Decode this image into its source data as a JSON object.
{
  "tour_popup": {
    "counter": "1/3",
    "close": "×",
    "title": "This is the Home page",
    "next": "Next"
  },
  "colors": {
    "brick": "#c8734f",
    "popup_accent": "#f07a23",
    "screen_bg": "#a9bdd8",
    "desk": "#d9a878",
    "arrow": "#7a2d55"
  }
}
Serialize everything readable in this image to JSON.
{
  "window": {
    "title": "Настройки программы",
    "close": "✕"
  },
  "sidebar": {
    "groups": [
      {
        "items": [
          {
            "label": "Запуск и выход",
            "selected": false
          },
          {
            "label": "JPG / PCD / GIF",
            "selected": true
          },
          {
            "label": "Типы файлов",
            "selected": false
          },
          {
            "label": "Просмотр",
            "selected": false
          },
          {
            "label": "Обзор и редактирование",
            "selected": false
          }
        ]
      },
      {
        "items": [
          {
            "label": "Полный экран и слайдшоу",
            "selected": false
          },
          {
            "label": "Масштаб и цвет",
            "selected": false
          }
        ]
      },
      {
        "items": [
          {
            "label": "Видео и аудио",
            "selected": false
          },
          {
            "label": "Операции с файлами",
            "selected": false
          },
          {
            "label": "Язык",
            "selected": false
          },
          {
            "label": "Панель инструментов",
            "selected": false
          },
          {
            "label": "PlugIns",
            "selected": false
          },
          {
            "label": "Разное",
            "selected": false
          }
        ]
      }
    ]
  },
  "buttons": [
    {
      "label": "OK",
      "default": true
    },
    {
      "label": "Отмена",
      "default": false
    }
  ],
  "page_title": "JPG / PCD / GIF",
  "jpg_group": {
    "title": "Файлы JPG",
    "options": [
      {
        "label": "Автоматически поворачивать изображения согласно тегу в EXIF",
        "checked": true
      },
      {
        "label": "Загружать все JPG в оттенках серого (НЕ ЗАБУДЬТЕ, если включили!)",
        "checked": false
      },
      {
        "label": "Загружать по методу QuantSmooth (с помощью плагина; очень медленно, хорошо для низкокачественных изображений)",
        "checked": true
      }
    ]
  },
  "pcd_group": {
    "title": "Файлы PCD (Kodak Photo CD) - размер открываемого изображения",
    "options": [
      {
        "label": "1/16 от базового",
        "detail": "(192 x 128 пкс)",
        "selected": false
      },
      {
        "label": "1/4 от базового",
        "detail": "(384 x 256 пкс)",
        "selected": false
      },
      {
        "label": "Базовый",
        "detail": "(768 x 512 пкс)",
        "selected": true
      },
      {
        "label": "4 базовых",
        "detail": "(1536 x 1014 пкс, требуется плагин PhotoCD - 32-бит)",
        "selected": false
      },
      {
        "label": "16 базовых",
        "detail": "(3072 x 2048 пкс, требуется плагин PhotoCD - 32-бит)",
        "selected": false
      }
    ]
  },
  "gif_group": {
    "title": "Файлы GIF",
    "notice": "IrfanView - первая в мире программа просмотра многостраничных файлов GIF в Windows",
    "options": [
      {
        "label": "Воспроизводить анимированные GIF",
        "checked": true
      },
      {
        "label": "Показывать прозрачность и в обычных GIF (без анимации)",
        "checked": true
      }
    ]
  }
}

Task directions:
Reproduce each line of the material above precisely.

Answer to this exercise:
Decode this image into its source data as a JSON object.
{
  "tour_popup": {
    "counter": "1/3",
    "close": "×",
    "title": "This is the Home page",
    "next": "Next"
  },
  "colors": {
    "brick": "#c8734f",
    "popup_accent": "#f07a23",
    "screen_bg": "#a9bdd8",
    "desk": "#d9a878",
    "arrow": "#7a2d55"
  }
}
Serialize everything readable in this image to JSON.
{
  "window": {
    "title": "Настройки программы",
    "close": "✕"
  },
  "sidebar": {
    "groups": [
      {
        "items": [
          {
            "label": "Запуск и выход",
            "selected": false
          },
          {
            "label": "JPG / PCD / GIF",
            "selected": true
          },
          {
            "label": "Типы файлов",
            "selected": false
          },
          {
            "label": "Просмотр",
            "selected": false
          },
          {
            "label": "Обзор и редактирование",
            "selected": false
          }
        ]
      },
      {
        "items": [
          {
            "label": "Полный экран и слайдшоу",
            "selected": false
          },
          {
            "label": "Масштаб и цвет",
            "selected": false
          }
        ]
      },
      {
        "items": [
          {
            "label": "Видео и аудио",
            "selected": false
          },
          {
            "label": "Операции с файлами",
            "selected": false
          },
          {
            "label": "Язык",
            "selected": false
          },
          {
            "label": "Панель инструментов",
            "selected": false
          },
          {
            "label": "PlugIns",
            "selected": false
          },
          {
            "label": "Разное",
            "selected": false
          }
        ]
      }
    ]
  },
  "buttons": [
    {
      "label": "OK",
      "default": true
    },
    {
      "label": "Отмена",
      "default": false
    }
  ],
  "page_title": "JPG / PCD / GIF",
  "jpg_group": {
    "title": "Файлы JPG",
    "options": [
      {
        "label": "Автоматически поворачивать изображения согласно тегу в EXIF",
        "checked": true
      },
      {
        "label": "Загружать все JPG в оттенках серого (НЕ ЗАБУДЬТЕ, если включили!)",
        "checked": false
      },
      {
        "label": "Загружать по методу QuantSmooth (с помощью плагина; очень медленно, хорошо для низкокачественных изображений)",
        "checked": true
      }
    ]
  },
  "pcd_group": {
    "title": "Файлы PCD (Kodak Photo CD) - размер открываемого изображения",
    "options": [
      {
        "label": "1/16 от базового",
        "detail": "(192 x 128 пкс)",
        "selected": false
      },
      {
        "label": "1/4 от базового",
        "detail": "(384 x 256 пкс)",
        "selected": false
      },
      {
        "label": "Базовый",
        "detail": "(768 x 512 пкс)",
        "selected": true
      },
      {
        "label": "4 базовых",
        "detail": "(1536 x 1014 пкс, требуется плагин PhotoCD - 32-бит)",
        "selected": false
      },
      {
        "label": "16 базовых",
        "detail": "(3072 x 2048 пкс, требуется плагин PhotoCD - 32-бит)",
        "selected": false
      }
    ]
  },
  "gif_group": {
    "title": "Файлы GIF",
    "notice": "IrfanView - первая в мире программа просмотра многостраничных файлов GIF в Windows",
    "options": [
      {
        "label": "Воспроизводить анимированные GIF",
        "checked": true
      },
      {
        "label": "Показывать прозрачность и в обычных GIF (без анимации)",
        "checked": true
      }
    ]
  }
}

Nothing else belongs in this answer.